For example, his 15-year-old uses her phone only in public areas at home so that a parent can ensure that it doesn’t impact her family time, homework or sleep.
Stanford psychiatrist Lembke didn’t use a smartphone around her four kids when they were small, but now some of them have reached adolescence and have started using the phones themselves. To help them manage it, she says, “I’m struggling as much as the next parent. What I try to do is at least educate my kids about what’s happening in the brain, what addiction looks like, and the down-sides of getting lost in your phone, so they can be more mindful of their choice.”
Discussing with your children the dangers of screen use is essential, the AAP says in a recent policy statement on teen media use. Other ways that parents can help their teens get control of their technology use is by insisting that the teens get an hour of exercise a day and eight to 10 hours of sleep and that dinner and other specific family times be media-free. The academy offers an interactive tool on their website to help parents and teens set specific screen times and zones, safety rules and online manners.
Other tools recently became available to make the job of parenting phone-obsessed teens easier.
Google and Apple both rolled out new operating systems last year that allow parents and teens to better manage their screen time. On iPhones and iPads with the new ios 12 operating system, parents who link their devices with their children’s can receive data on how long their kids use the devices overall as well as specific apps and websites. Families also can restrict how much time their teens spend on apps; reduce or silence notifications more easily; and use an enhanced “Do Not Disturb” feature they set to end at a specific time or place.
New smartphones with Google’s new Android 9 Pie operating system offer similar features. Users can open a colorful report showing them how many notifications they get, how much time they spend on favorite apps and how often they check their phones. They can set app time limits, and when they’re close to the maximum, the app icon turns gray as a reminder.
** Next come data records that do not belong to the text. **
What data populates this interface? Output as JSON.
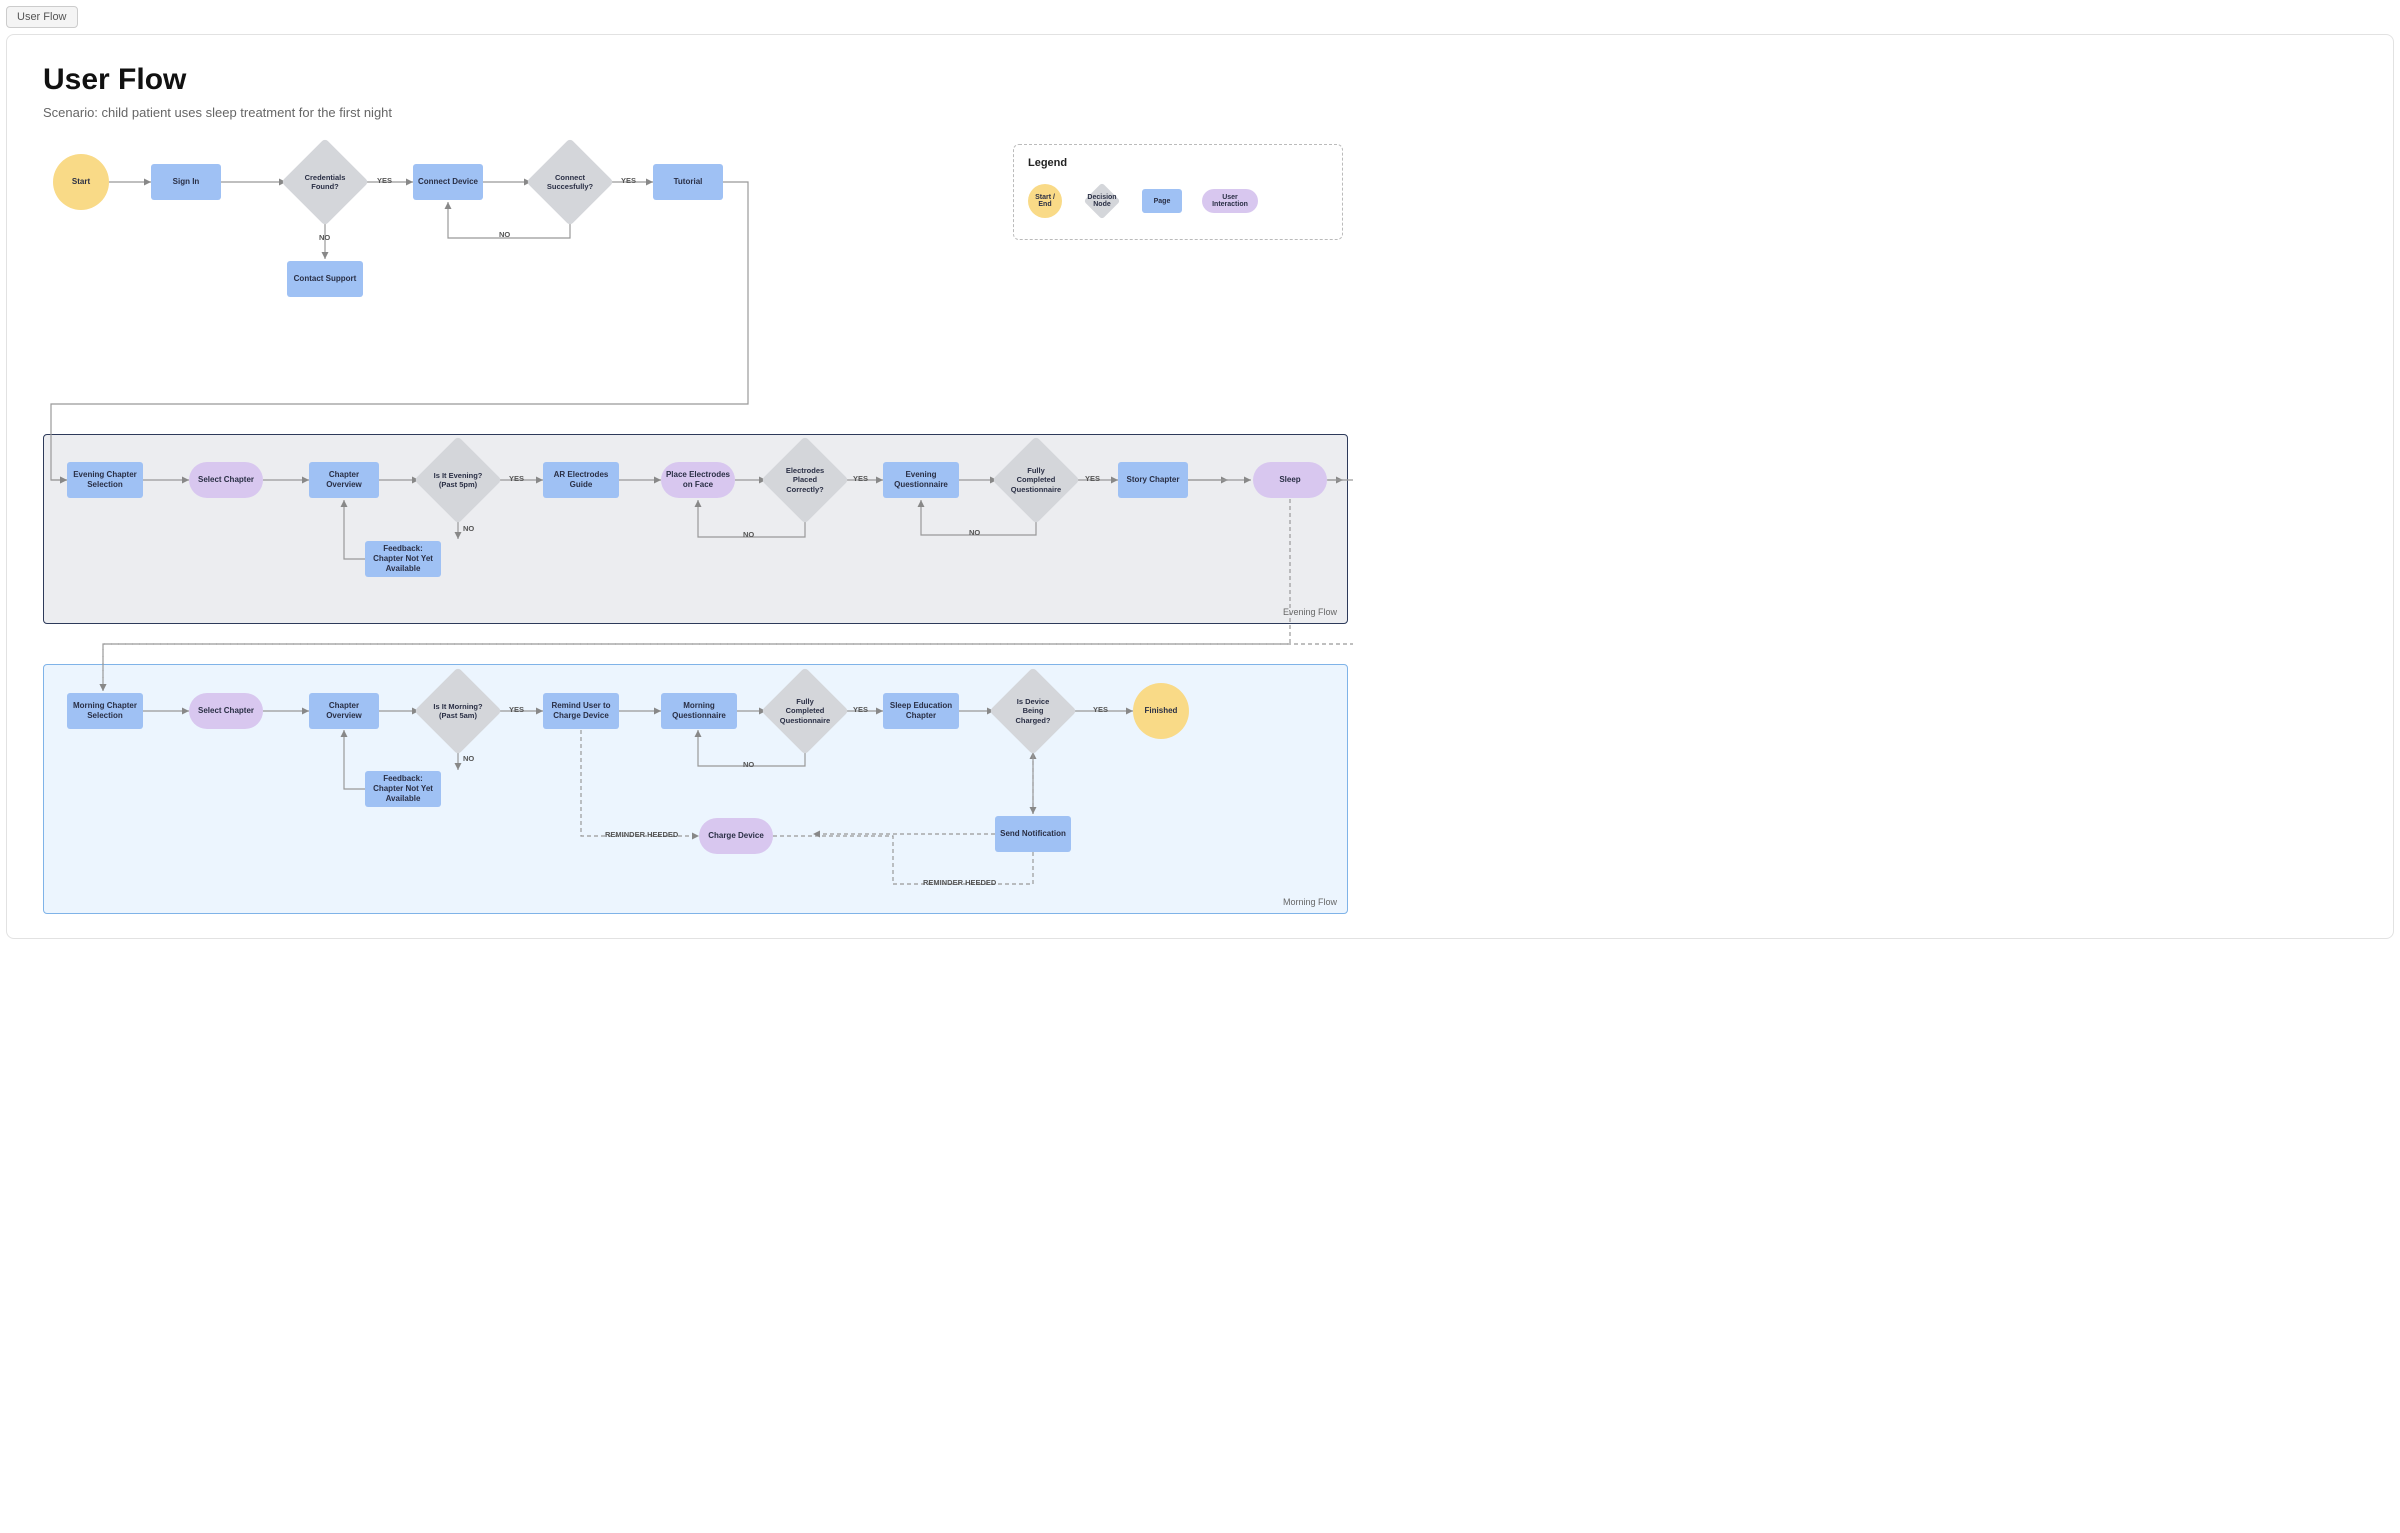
{
  "tab": "User Flow",
  "title": "User Flow",
  "subtitle": "Scenario: child patient uses sleep treatment for the first night",
  "legend": {
    "title": "Legend",
    "startEnd": "Start / End",
    "decision": "Decision Node",
    "page": "Page",
    "interaction": "User Interaction"
  },
  "labels": {
    "yes": "YES",
    "no": "NO",
    "reminderHeeded": "REMINDER HEEDED"
  },
  "zones": {
    "evening": "Evening Flow",
    "morning": "Morning Flow"
  },
  "nodes": {
    "start": "Start",
    "signIn": "Sign In",
    "credentialsFound": "Credentials Found?",
    "connectDevice": "Connect Device",
    "connectSuccess": "Connect Succesfully?",
    "tutorial": "Tutorial",
    "contactSupport": "Contact Support",
    "eveningChapterSelection": "Evening Chapter Selection",
    "selectChapter1": "Select Chapter",
    "chapterOverview1": "Chapter Overview",
    "isItEvening": "Is It Evening? (Past 5pm)",
    "feedbackEvening": "Feedback: Chapter Not Yet Available",
    "arElectrodesGuide": "AR Electrodes Guide",
    "placeElectrodes": "Place Electrodes on Face",
    "electrodesCorrect": "Electrodes Placed Correctly?",
    "eveningQuestionnaire": "Evening Questionnaire",
    "fullyCompleted1": "Fully Completed Questionnaire",
    "storyChapter": "Story Chapter",
    "sleep": "Sleep",
    "morningChapterSelection": "Morning Chapter Selection",
    "selectChapter2": "Select Chapter",
    "chapterOverview2": "Chapter Overview",
    "isItMorning": "Is It Morning? (Past 5am)",
    "feedbackMorning": "Feedback: Chapter Not Yet Available",
    "remindCharge": "Remind User to Charge Device",
    "morningQuestionnaire": "Morning Questionnaire",
    "fullyCompleted2": "Fully Completed Questionnaire",
    "sleepEducation": "Sleep Education Chapter",
    "isDeviceCharged": "Is Device Being Charged?",
    "sendNotification": "Send Notification",
    "chargeDevice": "Charge Device",
    "finished": "Finished"
  }
}
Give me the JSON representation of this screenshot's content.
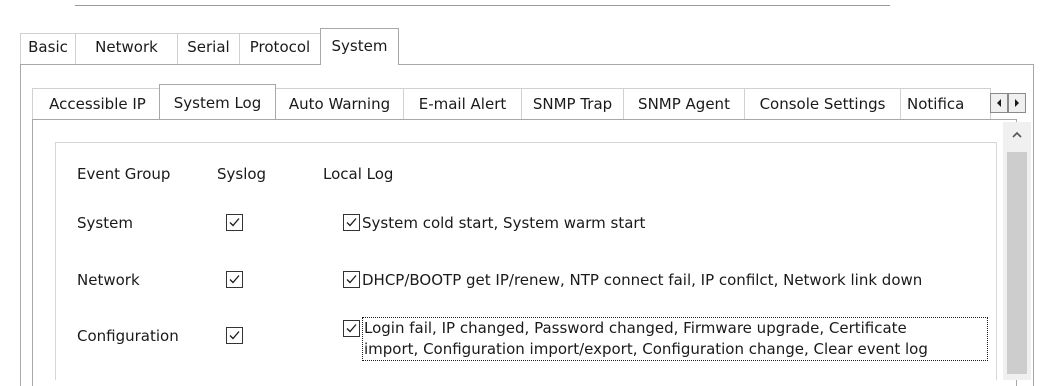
{
  "main_tabs": [
    "Basic",
    "Network",
    "Serial",
    "Protocol",
    "System"
  ],
  "main_active": "System",
  "sub_tabs": [
    "Accessible IP",
    "System Log",
    "Auto Warning",
    "E-mail Alert",
    "SNMP Trap",
    "SNMP Agent",
    "Console Settings",
    "Notifica"
  ],
  "sub_active": "System Log",
  "headers": {
    "event_group": "Event Group",
    "syslog": "Syslog",
    "local_log": "Local Log"
  },
  "rows": [
    {
      "group": "System",
      "syslog_checked": true,
      "local_checked": true,
      "events_line1": "System cold start, System warm start",
      "events_line2": ""
    },
    {
      "group": "Network",
      "syslog_checked": true,
      "local_checked": true,
      "events_line1": "DHCP/BOOTP get IP/renew, NTP connect fail, IP confilct, Network link down",
      "events_line2": ""
    },
    {
      "group": "Configuration",
      "syslog_checked": true,
      "local_checked": true,
      "events_line1": "Login fail, IP changed, Password changed, Firmware upgrade, Certificate",
      "events_line2": "import, Configuration import/export, Configuration change, Clear event log"
    }
  ],
  "icons": {
    "tab_scroll_left": "triangle-left-icon",
    "tab_scroll_right": "triangle-right-icon",
    "scroll_up": "chevron-up-icon",
    "checkbox": "checkmark-icon"
  }
}
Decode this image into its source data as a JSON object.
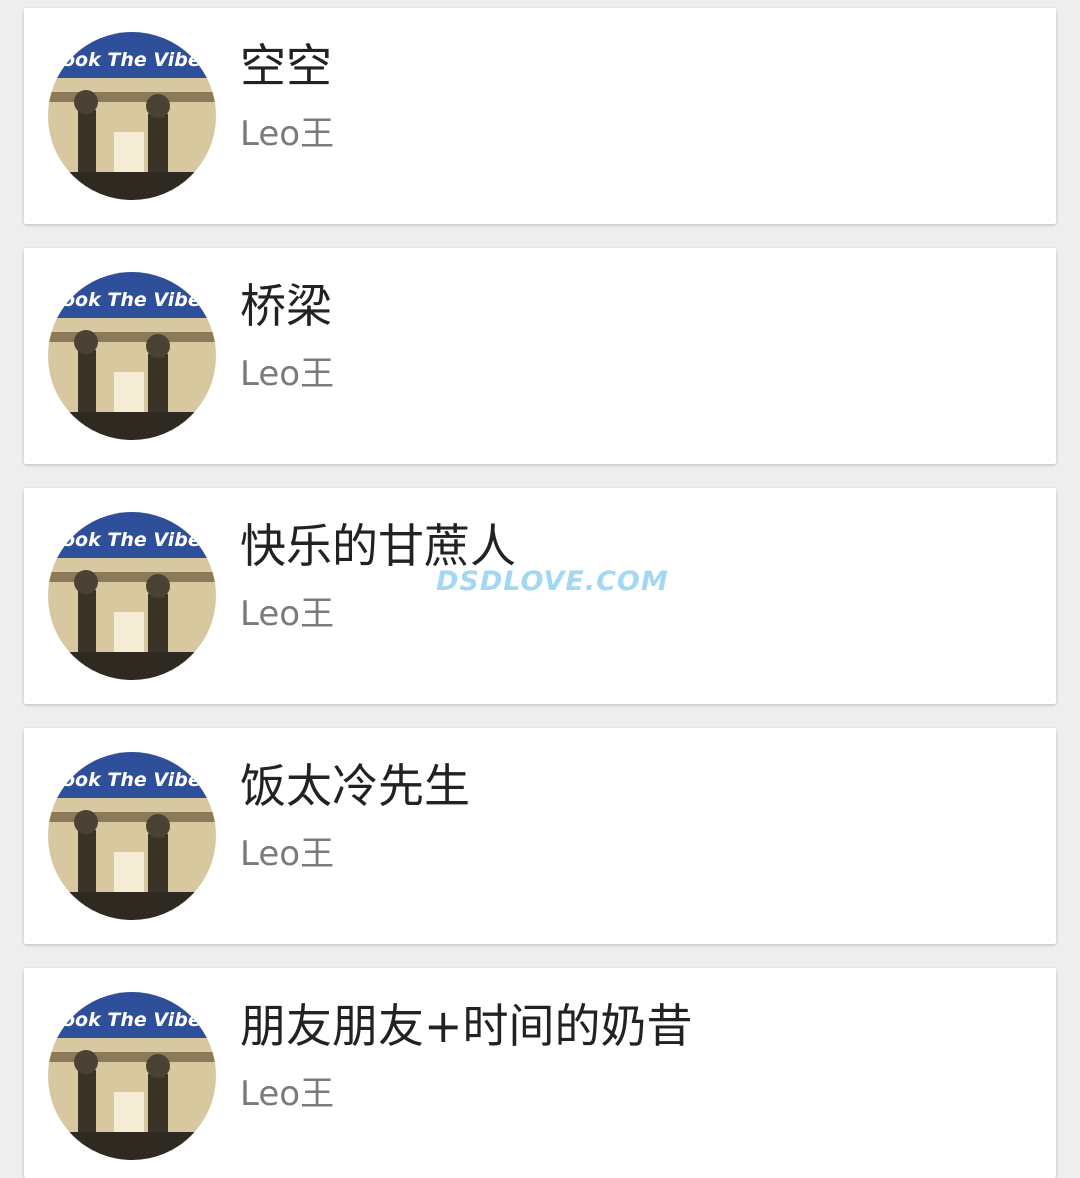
{
  "songs": [
    {
      "title": "空空",
      "artist": "Leo王"
    },
    {
      "title": "桥梁",
      "artist": "Leo王"
    },
    {
      "title": "快乐的甘蔗人",
      "artist": "Leo王"
    },
    {
      "title": "饭太冷先生",
      "artist": "Leo王"
    },
    {
      "title": "朋友朋友+时间的奶昔",
      "artist": "Leo王"
    }
  ],
  "album_art": {
    "text": "ook The Vibe"
  },
  "watermark": {
    "text": "DSDLOVE.COM"
  },
  "colors": {
    "banner": "#2e4f9a",
    "sepia": "#d8c8a0",
    "title": "#222222",
    "artist": "#7a7a7a",
    "watermark": "#9ed6f2"
  }
}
However, parents can’t receive data or set limits from their own phones, so they’d have to work with their teens on their phones to monitor screen time.
Google also offers the free Family Link app, which can be downloaded onto both the parent’s and child’s Android or newer Apple devices. Parents can see reports on their children’s screen use, remotely lock devices, set bed time and total time use limits and block apps. At age 13, teens can opt to control their own Google accounts, which means they’d have to give you their password if you’re to keep using Family Link.
Another option is to download a screen management app such as Moment for Apple devices or Our Pact for Android. Moment lets you track daily phone use and offers daily exercises teaching healthier screen use. Our Pact lets parents remotely block phone or app use instantly or in advance. Both Moment and Our Pact are free except for premium features, which cost a few dollars month.
Whatever screen control methods they use, the AAP urges parents to also model healthy phone behavior.
Freed so often sees the need for that in his practice. “As I work with kids who overuse devices, they often express concern and sadness that their parents struggle to look up from their own phones,” he says. “Any effort to help kids lessen their use of technology demands that all of us parents take a hard look at our own phone habits.”
commonsensemedia.org – Reviews media for age-appropriateness and advises families on harnessing technology as a positive force.
healthychildren.org/mediauseplan – An interactive tool designed by the American Academy of Pediatrics to help families develop screen use rules and plans.
indieflixfoundation.org/like – Watch a trailer for the Like documentary on teens and excessive smartphone and social media use or find or schedule a local screening.
richardfreed.com – Offers videos, book lists and links to aid parents and teens as they manage screen time.
waituntil8th.org – Cites studies and offers tips to families on delaying smartphone use.